About this exercise: Please state how many lines in the records that follow include "Browser", with no other output.

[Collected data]
------------------------------------------------------------------------

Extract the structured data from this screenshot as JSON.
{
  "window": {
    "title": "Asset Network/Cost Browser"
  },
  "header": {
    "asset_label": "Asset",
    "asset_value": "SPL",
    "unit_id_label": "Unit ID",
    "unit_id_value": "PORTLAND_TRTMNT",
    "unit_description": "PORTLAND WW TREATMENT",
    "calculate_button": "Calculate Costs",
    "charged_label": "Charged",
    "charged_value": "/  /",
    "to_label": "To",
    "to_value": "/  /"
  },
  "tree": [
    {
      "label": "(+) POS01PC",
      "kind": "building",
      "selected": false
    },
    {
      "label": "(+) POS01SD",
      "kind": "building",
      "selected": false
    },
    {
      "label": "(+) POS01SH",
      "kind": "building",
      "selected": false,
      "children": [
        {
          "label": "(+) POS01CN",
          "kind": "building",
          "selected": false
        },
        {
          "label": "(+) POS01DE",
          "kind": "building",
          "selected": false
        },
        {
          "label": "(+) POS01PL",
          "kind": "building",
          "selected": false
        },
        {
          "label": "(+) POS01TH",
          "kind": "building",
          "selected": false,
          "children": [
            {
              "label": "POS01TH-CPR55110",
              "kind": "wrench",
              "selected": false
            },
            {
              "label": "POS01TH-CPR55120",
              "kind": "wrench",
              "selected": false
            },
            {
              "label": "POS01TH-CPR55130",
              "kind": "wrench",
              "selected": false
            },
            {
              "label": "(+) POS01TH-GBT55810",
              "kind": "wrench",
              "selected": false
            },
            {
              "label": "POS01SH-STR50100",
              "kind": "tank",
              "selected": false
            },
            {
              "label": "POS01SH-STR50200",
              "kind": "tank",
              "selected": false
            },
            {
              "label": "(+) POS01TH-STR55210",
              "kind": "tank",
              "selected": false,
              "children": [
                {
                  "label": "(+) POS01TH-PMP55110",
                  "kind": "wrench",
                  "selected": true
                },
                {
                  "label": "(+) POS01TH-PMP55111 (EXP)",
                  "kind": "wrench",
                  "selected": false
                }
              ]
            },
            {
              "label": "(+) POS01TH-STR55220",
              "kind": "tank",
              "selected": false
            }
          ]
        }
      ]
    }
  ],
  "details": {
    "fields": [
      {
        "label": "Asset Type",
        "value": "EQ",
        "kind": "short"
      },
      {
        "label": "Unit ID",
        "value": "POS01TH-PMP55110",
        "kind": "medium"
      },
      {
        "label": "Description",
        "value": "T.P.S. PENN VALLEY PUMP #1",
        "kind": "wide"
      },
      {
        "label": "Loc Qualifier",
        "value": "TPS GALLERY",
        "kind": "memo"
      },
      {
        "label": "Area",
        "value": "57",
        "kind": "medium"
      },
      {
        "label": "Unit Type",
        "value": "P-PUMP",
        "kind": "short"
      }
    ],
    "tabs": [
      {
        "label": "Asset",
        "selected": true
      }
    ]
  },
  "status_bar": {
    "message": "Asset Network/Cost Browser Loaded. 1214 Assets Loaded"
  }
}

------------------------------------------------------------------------

Answer below: 2